In the opening ten overs of the innings, England and India both bowled to broadly similar plans. This yielded similar results in terms of lateral movement; both sides found almost identical levels of seam deviation in Powerplay 1, England with 0.45° and India with 0.47°, whilst England found slightly more swing, 0.85° compared to India’s 0.68°.
Despite this, England scored at 7.51rpo against pace in Powerplay 1 this series, whilst India scored at just 5.32rpo. For this, credit goes to England’s relentless attacking intent. They attacked 49% of deliveries, compared to India’s 33%, as Bairstow and Roy consistently got England off to flyers.
India did slightly make up for their lesser intent with increased efficiency – their attacking shots scored at 11.06rpo compared to England’s 10.09rpo – but they were dismissed every 15 times they attacked, whilst England were dismissed every 88. Roy and Bairstow paired their aggression with skill and control, able to take on India’s attack without undue risk of losing their wicket.

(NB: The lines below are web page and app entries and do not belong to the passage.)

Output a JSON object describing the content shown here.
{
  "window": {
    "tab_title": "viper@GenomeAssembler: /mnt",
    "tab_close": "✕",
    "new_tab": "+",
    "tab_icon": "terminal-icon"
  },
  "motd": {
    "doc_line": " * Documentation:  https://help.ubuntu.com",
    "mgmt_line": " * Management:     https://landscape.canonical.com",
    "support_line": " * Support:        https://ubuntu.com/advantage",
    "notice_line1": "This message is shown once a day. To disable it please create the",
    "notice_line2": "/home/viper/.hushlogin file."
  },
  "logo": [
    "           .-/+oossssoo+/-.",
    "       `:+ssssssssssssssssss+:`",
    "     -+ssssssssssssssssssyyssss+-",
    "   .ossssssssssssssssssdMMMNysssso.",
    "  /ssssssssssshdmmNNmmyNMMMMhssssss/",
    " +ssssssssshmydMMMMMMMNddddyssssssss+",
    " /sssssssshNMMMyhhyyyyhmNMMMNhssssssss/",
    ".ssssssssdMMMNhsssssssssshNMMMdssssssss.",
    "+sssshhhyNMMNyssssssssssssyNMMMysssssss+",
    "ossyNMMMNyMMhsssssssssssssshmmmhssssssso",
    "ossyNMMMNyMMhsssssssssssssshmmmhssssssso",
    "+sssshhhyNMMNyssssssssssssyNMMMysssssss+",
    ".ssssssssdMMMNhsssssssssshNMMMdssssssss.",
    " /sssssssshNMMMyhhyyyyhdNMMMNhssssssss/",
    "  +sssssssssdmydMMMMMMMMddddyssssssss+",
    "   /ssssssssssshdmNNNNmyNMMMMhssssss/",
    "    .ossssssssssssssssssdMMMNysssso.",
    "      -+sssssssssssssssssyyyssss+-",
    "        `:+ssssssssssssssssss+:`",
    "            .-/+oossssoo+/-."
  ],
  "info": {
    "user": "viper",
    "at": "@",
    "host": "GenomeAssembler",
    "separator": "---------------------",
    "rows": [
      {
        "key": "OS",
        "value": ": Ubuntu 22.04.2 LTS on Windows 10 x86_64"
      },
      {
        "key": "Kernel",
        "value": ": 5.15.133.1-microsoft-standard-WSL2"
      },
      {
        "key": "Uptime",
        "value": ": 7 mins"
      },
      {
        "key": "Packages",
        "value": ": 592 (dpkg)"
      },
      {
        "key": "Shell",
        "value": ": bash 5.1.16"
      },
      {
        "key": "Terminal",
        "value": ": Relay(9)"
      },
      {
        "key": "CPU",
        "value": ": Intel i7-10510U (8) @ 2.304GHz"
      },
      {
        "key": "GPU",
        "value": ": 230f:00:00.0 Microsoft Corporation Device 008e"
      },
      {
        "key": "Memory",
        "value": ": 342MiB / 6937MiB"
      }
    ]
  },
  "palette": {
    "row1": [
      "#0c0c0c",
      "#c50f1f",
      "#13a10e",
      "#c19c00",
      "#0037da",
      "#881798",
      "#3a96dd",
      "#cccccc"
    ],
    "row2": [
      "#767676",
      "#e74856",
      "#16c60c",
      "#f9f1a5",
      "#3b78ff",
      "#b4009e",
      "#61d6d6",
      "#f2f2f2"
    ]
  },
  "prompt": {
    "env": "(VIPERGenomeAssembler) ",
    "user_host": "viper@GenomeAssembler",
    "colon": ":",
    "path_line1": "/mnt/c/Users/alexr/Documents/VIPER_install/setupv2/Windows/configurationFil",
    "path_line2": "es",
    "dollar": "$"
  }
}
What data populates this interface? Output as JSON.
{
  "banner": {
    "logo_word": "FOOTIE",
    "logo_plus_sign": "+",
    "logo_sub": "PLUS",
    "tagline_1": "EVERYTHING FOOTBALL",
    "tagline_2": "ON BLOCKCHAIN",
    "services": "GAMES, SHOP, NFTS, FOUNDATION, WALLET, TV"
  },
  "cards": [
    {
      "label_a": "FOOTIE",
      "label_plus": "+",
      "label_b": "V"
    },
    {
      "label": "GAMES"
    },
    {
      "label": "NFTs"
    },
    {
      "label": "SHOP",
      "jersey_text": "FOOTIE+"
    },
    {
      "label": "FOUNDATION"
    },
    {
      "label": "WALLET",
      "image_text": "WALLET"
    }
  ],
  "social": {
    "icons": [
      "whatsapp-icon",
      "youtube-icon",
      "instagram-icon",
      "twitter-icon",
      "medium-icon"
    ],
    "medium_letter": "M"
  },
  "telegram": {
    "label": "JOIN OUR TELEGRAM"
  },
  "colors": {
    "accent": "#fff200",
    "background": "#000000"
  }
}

WEAK INDIAN MIDDLE-ORDER
In many ways, if you’re going to be reliant on any players to score the majority of your runs, a triumvirate of Virat Kohli, Rohit Sharma, and Shikhar Dhawan is not a bad group to be relying on. Since the last World Cup they’re the 1st, 3rd and 13th leading scorers in ODI cricket, and (in line with their averages in that time) can be expected to provide a rough aggregate of 190 runs in any given match. However, this series has shone a light on the extent of that reliance.
64% of India’s runs in this series were scored by Kohli, Dhawan and Rohit, and they are also the only three Indian batsmen to register a positive Batting Impact Average for the series.
By contrast, of England’s top seven only Moeen Ali and Ben Stokes (both of whom are frontline bowlers in this ODI team) registered a negative Batting Impact Average across the series, with the hosts’ batting line-up making far greater consistent contributions all the way down the order.
India have certainly tried a lot of players in the middle order. Since the World Cup, seven players have batted 5 or more times in England’s middle order (No.4-7); for India, it’s eleven. They keep trialling players in those positions, but it’s unclear the kind of player that they’re looking for. However, it’s unclear the profile of player they’re after – they’ve picked experience (Raina, Yuvraj), youth (Axar Patel), Test players (Jadeja) and white ball specialists (Kedar). In this area their selection has been muddled for some time, but it’s been masked by the success of the top-order. For a genuinely world-class team, they have a soft underbelly, and it always felt that a few early wickets for England would put them right in control of India’s batting efforts.
INDIA POOR AT THE DEATH
Whilst England did dominate with the bat in Powerplay 1, they actually struggled in the middle overs. Morgan’s side scored more slowly and lost wickets more regularly in Overs 11-40 than India, but crucially for England the impact of their struggles was limited by poor Indian bowling at the death, where England’s run-rate increased.
India’s seamers were considerably more expensive than their English counterparts in the last 10 overs, with an economy rate of 8.25rpo compared to 5.1rpo. There appeared to be a flaw in their strategy, gambling too much on trying to bowl yorkers, erring too full with their lengths.
Both sides bowled 25% of their deliveries in the “good length” zone, but whereas India bowled 43% full and 32% short, England bowled 44% short and 31% full, drawing their lengths back on dry, worn pitches, to good effect. Kohli’s bowlers were targeting that full zone in an effort to bowl yorkers – India bowled 8% yorkers, England bowled just 4% – but it was too high risk. Their full deliveries went at 10.6rpo, as the opposing batsmen set themselves for deliveries in the slot, whilst England’s went at just 5.82rpo. India failed to adapt, and were punished, allowing Joe Root and David Willey to charge to 322-7 at Lord’s, a total England were able to defend, keeping the series alive.
Ben Jones is an analyst at CricViz.